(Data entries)
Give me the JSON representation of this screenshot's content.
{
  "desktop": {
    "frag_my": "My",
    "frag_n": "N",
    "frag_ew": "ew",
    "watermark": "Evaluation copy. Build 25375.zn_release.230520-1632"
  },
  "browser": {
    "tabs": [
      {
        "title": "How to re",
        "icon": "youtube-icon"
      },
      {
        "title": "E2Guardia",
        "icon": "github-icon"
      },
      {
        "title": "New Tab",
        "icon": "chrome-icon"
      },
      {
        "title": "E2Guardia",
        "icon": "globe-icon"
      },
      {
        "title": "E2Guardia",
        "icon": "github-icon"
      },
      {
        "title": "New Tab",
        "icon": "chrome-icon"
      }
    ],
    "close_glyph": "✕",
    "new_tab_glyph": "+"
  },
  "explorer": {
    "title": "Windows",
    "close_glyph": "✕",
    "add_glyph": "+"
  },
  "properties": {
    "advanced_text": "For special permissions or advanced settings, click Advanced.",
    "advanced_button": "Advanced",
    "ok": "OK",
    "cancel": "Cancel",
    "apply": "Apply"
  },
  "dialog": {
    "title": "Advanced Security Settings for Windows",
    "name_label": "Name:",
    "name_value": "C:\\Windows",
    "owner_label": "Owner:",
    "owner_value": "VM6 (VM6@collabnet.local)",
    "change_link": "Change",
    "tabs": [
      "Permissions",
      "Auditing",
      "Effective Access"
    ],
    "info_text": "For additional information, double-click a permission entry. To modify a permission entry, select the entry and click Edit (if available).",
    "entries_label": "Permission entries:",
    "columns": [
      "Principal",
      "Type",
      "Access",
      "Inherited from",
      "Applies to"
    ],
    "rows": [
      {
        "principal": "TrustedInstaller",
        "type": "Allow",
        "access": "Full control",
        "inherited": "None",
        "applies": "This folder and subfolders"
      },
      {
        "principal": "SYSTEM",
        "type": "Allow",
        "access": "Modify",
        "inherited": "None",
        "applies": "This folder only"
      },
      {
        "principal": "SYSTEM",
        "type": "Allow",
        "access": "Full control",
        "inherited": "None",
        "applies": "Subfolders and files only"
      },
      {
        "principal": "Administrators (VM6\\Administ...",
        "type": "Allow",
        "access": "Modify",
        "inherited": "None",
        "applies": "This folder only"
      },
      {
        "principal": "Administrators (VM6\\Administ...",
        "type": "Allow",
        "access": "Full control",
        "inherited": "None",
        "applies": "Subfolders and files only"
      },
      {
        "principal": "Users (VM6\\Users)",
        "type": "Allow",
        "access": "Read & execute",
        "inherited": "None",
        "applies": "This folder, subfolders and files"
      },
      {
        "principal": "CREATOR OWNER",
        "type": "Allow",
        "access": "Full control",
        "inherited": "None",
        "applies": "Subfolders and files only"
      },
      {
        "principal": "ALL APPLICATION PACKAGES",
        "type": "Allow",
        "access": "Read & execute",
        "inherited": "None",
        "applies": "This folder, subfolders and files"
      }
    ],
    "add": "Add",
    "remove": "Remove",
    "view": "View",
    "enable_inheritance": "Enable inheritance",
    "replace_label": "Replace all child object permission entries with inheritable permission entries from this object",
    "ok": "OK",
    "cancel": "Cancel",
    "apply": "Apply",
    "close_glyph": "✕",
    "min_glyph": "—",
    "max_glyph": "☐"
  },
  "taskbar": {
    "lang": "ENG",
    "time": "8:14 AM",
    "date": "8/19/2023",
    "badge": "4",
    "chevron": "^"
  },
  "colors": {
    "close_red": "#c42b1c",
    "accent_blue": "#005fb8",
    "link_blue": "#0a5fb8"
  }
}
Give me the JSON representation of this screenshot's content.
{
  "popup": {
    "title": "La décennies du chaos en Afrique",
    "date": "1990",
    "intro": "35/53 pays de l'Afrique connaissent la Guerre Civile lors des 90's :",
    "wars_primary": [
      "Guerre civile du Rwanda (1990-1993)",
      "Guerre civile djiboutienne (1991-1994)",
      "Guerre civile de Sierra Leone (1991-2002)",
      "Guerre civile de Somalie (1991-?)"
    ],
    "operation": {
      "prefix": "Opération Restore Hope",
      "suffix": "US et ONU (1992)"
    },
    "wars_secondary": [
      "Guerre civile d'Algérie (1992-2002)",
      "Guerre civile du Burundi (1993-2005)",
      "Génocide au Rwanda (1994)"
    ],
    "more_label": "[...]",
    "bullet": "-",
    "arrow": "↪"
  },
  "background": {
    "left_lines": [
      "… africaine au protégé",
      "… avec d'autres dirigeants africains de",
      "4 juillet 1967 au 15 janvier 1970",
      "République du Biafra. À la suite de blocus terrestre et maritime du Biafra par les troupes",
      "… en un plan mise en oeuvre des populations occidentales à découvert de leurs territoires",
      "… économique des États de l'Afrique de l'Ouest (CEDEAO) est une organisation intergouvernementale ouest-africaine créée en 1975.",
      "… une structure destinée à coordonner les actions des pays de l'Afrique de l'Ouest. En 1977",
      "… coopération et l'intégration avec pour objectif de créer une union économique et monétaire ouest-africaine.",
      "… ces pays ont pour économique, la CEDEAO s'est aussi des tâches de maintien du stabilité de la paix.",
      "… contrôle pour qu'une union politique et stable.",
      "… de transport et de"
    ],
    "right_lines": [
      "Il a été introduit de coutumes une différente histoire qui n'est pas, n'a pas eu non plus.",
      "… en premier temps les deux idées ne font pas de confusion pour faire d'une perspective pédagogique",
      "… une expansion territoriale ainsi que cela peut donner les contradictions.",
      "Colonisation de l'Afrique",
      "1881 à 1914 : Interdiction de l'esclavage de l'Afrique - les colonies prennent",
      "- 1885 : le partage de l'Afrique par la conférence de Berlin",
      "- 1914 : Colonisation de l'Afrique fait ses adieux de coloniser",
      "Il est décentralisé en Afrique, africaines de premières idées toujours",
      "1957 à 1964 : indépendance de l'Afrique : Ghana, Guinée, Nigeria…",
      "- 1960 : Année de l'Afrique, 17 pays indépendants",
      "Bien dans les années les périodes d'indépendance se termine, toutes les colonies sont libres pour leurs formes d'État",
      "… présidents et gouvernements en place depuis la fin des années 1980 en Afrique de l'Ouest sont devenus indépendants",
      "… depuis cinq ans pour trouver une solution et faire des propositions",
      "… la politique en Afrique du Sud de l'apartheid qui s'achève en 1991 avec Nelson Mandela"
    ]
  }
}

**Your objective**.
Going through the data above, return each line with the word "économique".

**Output for this exercise**.
      "… économique des États de l'Afrique de l'Ouest (CEDEAO) est une organisation intergouvernementale ouest-africaine créée en 1975.",
      "… coopération et l'intégration avec pour objectif de créer une union économique et monétaire ouest-africaine.",
      "… ces pays ont pour économique, la CEDEAO s'est aussi des tâches de maintien du stabilité de la paix.",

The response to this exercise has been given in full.